Some news just give me the warm and fuzzies. Like this one about Google philanthropy as reported by the NYTimes. It is starting off with a billion dollars and (like the winner of a beauty pageant), aims to tackle poverty, disease, and global warming.
But unlike most charities, this one will be for-profit, allowing it to fund start-up companies, form partnerships with venture capitalists and even lobby Congress. It will also pay taxes.
One of its maiden projects reflects the philanthropy’s nontraditional approach. According to people briefed on the program, the organization, called Google.org, plans to develop an ultra-fuel-efficient plug-in hybrid car engine that runs on ethanol, electricity and gasoline.
And Larry Page in a brilliant move hired Dr Larry Brilliant to head the org.
The executive director whom Mr. Page and Mr. Brin have hired, Dr. Larry Brilliant, is every bit as iconoclastic as Google’s philanthropic arm. Dr. Brilliant, a 61-year-old physician and public health expert, has studied under a Hindu guru in a monastery at the foothills of the Himalayas and worked as a Silicon Valley entrepreneur.
How cool is that? After his medical training, Dr Brilliant spent two years with Neem Karoli Baba who finally instructed him to exchange his ashram whites for medical whites and help with the smallpox problem. He did.

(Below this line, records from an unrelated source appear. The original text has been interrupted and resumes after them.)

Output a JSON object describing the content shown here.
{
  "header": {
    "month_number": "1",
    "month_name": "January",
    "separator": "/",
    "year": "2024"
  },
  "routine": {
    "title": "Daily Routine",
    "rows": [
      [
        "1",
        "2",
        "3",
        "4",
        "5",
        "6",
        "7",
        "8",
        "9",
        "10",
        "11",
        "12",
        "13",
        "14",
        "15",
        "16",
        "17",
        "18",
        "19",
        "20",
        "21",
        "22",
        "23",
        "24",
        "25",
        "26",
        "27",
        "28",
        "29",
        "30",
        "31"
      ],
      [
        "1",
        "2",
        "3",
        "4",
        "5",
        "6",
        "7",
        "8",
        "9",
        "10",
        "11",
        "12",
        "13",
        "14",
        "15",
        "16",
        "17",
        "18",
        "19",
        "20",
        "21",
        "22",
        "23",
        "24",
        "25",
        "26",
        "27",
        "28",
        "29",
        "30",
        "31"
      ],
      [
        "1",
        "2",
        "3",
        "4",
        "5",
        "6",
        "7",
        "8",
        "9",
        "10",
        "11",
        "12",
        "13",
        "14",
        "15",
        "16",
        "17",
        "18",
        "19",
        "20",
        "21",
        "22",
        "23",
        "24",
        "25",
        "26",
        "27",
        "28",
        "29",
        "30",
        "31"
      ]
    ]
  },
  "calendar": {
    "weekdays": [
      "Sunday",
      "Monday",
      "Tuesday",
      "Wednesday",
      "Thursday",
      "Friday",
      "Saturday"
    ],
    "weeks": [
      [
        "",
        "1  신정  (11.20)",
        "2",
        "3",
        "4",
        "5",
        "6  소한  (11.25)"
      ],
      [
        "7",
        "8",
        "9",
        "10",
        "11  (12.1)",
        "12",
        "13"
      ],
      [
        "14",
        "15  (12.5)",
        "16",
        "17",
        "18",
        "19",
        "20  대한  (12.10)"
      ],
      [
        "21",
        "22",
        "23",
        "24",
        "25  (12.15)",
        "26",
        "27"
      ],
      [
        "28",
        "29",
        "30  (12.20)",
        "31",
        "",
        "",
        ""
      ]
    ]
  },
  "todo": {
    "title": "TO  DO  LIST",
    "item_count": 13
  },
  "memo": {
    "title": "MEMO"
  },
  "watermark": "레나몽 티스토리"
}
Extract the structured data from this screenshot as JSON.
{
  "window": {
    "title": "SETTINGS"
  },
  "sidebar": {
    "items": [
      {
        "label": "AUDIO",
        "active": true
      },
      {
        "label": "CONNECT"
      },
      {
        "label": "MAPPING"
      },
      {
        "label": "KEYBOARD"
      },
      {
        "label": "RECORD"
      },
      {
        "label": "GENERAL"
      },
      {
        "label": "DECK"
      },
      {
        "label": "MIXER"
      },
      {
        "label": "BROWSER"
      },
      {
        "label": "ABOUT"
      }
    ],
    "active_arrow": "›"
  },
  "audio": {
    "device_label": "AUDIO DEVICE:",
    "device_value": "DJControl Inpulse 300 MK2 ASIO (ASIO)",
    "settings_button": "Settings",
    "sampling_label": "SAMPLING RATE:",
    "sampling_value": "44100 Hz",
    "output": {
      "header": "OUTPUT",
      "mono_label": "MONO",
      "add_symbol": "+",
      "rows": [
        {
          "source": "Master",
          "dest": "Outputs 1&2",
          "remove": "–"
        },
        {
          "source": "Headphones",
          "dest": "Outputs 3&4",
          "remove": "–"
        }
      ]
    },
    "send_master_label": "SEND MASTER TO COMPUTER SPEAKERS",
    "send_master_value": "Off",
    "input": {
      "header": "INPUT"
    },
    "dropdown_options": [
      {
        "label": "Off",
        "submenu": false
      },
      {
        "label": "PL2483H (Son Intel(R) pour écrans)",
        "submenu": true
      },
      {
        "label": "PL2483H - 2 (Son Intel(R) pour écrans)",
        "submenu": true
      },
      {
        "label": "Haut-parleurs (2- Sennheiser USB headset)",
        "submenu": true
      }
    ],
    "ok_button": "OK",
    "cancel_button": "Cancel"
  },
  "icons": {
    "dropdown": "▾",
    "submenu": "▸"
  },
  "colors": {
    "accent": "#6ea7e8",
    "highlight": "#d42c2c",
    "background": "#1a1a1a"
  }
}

Fast forward a couple of decades and Dr Brilliant wins the TED Prize (see my earlier post on TED) and gets invited to give a talk at Google HQ and Larry and Sergey like Brilliant and they hire him.
I like the for-profit orientation of Google.org. I believe that every charitable, NGO, and governmental organization should be either for-profit or should be “pseudo-for-profit.” What is pseudo-for-profit? That’s my brilliant idea which shall be written about later.